* Assigned task *
Would you write out the records below exactly as given?

### Source data ###

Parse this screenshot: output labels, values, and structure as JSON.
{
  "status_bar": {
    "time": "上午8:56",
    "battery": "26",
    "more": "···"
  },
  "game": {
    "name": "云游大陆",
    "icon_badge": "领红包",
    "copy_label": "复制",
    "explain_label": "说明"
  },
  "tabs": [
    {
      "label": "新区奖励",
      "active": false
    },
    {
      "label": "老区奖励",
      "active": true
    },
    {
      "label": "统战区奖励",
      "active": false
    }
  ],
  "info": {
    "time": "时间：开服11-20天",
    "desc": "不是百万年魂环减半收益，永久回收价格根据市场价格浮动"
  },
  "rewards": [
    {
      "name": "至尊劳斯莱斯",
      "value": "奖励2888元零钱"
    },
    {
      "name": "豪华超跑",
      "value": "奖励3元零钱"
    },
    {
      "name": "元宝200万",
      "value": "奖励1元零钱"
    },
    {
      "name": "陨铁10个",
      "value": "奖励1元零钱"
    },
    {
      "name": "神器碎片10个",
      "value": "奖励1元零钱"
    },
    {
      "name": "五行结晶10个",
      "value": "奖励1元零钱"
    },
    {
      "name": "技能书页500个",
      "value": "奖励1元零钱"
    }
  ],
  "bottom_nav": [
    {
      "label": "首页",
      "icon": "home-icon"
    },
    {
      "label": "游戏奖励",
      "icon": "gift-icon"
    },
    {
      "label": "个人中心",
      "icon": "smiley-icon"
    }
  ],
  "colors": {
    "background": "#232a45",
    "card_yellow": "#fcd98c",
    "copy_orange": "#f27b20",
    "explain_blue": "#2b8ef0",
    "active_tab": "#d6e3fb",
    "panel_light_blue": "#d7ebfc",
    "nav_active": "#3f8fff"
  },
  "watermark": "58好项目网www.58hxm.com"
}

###

* Response to this task *
Parse this screenshot: output labels, values, and structure as JSON.
{
  "status_bar": {
    "time": "上午8:56",
    "battery": "26",
    "more": "···"
  },
  "game": {
    "name": "云游大陆",
    "icon_badge": "领红包",
    "copy_label": "复制",
    "explain_label": "说明"
  },
  "tabs": [
    {
      "label": "新区奖励",
      "active": false
    },
    {
      "label": "老区奖励",
      "active": true
    },
    {
      "label": "统战区奖励",
      "active": false
    }
  ],
  "info": {
    "time": "时间：开服11-20天",
    "desc": "不是百万年魂环减半收益，永久回收价格根据市场价格浮动"
  },
  "rewards": [
    {
      "name": "至尊劳斯莱斯",
      "value": "奖励2888元零钱"
    },
    {
      "name": "豪华超跑",
      "value": "奖励3元零钱"
    },
    {
      "name": "元宝200万",
      "value": "奖励1元零钱"
    },
    {
      "name": "陨铁10个",
      "value": "奖励1元零钱"
    },
    {
      "name": "神器碎片10个",
      "value": "奖励1元零钱"
    },
    {
      "name": "五行结晶10个",
      "value": "奖励1元零钱"
    },
    {
      "name": "技能书页500个",
      "value": "奖励1元零钱"
    }
  ],
  "bottom_nav": [
    {
      "label": "首页",
      "icon": "home-icon"
    },
    {
      "label": "游戏奖励",
      "icon": "gift-icon"
    },
    {
      "label": "个人中心",
      "icon": "smiley-icon"
    }
  ],
  "colors": {
    "background": "#232a45",
    "card_yellow": "#fcd98c",
    "copy_orange": "#f27b20",
    "explain_blue": "#2b8ef0",
    "active_tab": "#d6e3fb",
    "panel_light_blue": "#d7ebfc",
    "nav_active": "#3f8fff"
  },
  "watermark": "58好项目网www.58hxm.com"
}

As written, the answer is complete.